Microtonal progressive metal project Cryptic Ruse just unleashed Pineal Algebra upon the world. First off, I think it’s much better than 2014’s Chains of Smoke, which was an interesting experiment, but lacked in substance. Here, the compositions use the xenharmonic scales more naturally, and don’t feel like they are relying on a gimmick. The riffs are very interesting and, sometimes, quite intricate, which is exciting to hear on a microtonal instrument. However, one of the biggest flaws of the release is the use and abuse of programmed drums. As in too many instances, they detract from the experience, and bring down the ‘quality’ feeling of the album. The compositions here deserve to be treated like a real band instead of a bunch of demos. This is pretty much the only downside, though, and, if you’re fine with the drums, it’s an otherwise great album!
Ethmebb is a French progressive metal band, and they will release La quête du Saint Grind on January fifteenth. Don’t mind the incessant references to ‘grind’, as this is not grindcore. What it is, however, is some mildly interesting symphonic progressive melodic death metal. The riffs are quite generic, and so are the lead guitars. The lyrics tell a humoristic tale heavily inspired by medieval fantasy, to which I was quite indifferent, but you’d be hard pressed to decipher all the lyrics by ear, and would have to know French.
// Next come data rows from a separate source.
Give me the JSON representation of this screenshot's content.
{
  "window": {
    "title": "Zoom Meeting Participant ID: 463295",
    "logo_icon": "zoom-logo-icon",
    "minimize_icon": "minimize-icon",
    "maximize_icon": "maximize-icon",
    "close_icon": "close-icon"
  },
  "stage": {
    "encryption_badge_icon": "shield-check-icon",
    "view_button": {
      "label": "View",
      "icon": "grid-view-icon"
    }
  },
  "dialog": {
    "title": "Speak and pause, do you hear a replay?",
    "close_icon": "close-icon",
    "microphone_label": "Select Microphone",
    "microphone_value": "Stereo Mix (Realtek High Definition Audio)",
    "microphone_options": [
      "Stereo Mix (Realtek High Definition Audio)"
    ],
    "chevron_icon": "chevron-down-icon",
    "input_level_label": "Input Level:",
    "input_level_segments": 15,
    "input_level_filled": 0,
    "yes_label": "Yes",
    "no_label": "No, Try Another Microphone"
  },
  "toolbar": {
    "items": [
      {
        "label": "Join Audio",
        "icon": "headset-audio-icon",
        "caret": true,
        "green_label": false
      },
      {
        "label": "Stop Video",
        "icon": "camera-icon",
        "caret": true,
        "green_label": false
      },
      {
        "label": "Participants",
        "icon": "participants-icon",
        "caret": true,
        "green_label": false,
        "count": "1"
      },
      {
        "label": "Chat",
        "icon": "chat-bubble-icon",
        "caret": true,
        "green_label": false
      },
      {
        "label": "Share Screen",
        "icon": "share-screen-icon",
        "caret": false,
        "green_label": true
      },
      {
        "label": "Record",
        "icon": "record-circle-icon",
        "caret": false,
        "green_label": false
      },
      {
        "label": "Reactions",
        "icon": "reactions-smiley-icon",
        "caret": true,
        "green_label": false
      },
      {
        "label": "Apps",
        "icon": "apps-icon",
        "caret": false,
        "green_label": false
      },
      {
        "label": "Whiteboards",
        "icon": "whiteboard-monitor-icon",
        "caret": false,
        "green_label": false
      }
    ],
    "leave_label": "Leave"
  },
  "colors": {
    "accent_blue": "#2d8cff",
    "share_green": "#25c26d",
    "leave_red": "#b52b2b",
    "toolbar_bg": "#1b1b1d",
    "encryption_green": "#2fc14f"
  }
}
Throughout the album, the orchestrations are omnipresent, and add a lot to the sensation of it being an epic tale; I appreciate. The drums, here too, suffer from sounding sampled or programmed, even though the band includes a drummer, according to their facebook page. That’s really a shame, but it’s less noticeable, under the many layers of keyboards, vocals, and other instruments. As you go down the track list, the songs get longer and longer, starting with a three-minute orchestral introduction, and ending with an eleven-minute progressive death metal epic starring Bruce Lee, sodomy, and nudity; only more examples of the type childish humour found on La quête du Saint Grind.
Time Bomb‘s newest release, Swan Song, is a fifty-minute experiment in mathcore. If you’re already familiar with Patrick Hogan’s works, you won’t find yourself disoriented. Nonetheless, Swan Song is a noteworthy addition to his own portfolio, as well as your mathcore library.

On January 2 2017, this entry was posted.